Q: Has your success in this contest helped you market your script? Were you contacted by any agents, managers or producers?

A: Actually, I was. Shortly after my placing in the 2003 competition I was approached by a producer who was working on two other projects at the time. We’ve been working back and forth on this project while he’s been finishing up two other pre-existing projects. I’ve been able to use my upcoming trip to LA for this year’s Screamfest to schedule meetings with a couple of managers/agents. They always seem more interested when they know your work has placed in a contest or two.

Q: What's your background? Have you written any other screenplays or television scripts?

A: I’ve always had a passion for writing. Growing up in Anchorage, Alaska, I often spent the days writing short stories that were never really intended to go anywhere – just as a vent for my overactive imagination. I wrote a few stories in High School that attracted some attention from teachers and peers, but never anything professional.

Before I got into feature-length screenplays, I tried my hand at freelance teleplays, but never really felt comfortable with the format. So I took a class in screenwriting in Portland, Oregon and discovered that I liked it! I’ve been writing off and on ever since.

I have two short screenplays written, with one produced as a student film in London, England. My friend, who was directing, managed to get a decent cast together, including British film actor Simon Dutton to play the lead antagonist. I was excited to know that this respected actor was reading my lines – and even more excited to know that he agreed to it solely on the fact that he loved the script. You really can’t ask for more of a compliment than that as a writer.

I have anther completed screenplay, a sci-fi drama which covers the life of a young man with the ability to foresee a person’s destined life, and what happens to him when he decides to try to change fate, and am currently working on a new project as well.

Q: Do you live in Los Angeles? If not, do you have any plans to move there?

A: Currently I do not live in LA. My wife (also a writer) and I live in Vancouver, Washington and am about to move into Portland, Oregon within the new year. With the technology of today, an established writer can live outside of LA and continue to work but as a freelance writer trying to build a career, I really think living in the LA area would be beneficial (if you an afford it). On that note, it is our plan to move into the LA area when we can.

Q: What's next? Are you working on a new script?

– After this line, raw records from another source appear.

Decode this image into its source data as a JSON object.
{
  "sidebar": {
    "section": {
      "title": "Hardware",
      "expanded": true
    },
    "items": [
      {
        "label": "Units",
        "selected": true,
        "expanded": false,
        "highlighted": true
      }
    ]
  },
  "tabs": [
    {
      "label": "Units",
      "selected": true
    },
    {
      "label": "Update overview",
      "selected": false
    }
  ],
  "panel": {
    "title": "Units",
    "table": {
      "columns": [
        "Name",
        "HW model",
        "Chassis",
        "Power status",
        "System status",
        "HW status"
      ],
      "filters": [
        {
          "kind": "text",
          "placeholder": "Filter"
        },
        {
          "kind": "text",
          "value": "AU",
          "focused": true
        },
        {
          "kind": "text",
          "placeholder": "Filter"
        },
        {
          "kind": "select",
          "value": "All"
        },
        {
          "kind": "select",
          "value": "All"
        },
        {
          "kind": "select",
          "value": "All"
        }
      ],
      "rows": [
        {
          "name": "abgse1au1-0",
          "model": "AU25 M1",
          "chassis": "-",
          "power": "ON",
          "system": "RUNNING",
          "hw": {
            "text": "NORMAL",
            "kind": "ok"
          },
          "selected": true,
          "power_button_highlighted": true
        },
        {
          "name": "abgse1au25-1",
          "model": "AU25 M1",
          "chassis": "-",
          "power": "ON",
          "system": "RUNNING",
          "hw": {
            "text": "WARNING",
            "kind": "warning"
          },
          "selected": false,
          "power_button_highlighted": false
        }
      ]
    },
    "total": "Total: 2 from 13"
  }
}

A: I am working on a sci-fi right now, trying to get a feel in different genres, and have a concept for a supernatural thriller waiting after that. It is my belief that, as a writer, you should always have more than just what you’re working on right now. Always have a few projects waiting in the wings. That way you’re never caught out when the producer, agent or manager asks you the all-important question “What else do you have?” You never want to be left floundering when sitting at a table discussing your ability to write when representation (or money) is involved. Always have something to pitch them.

I had heard that Mark Twain used to have several projects going on at once. If he ever became stuck or blocked in one, he’d put it aside and start or continue on another until he either became stuck in that one or he finally got the perfect idea for his initial story. I believe “The Adventures of Huckleberry Finn” was written over a period of a year in this manner. I tend to follow the same philosophy with writing scripts – if I find myself blocked, I put it aside and work on something else until the fog lifts and that perfect idea comes.

Posted Friday, October 14, 2005
Eight Managers. Your Script.
Eight Managers.  Your Script.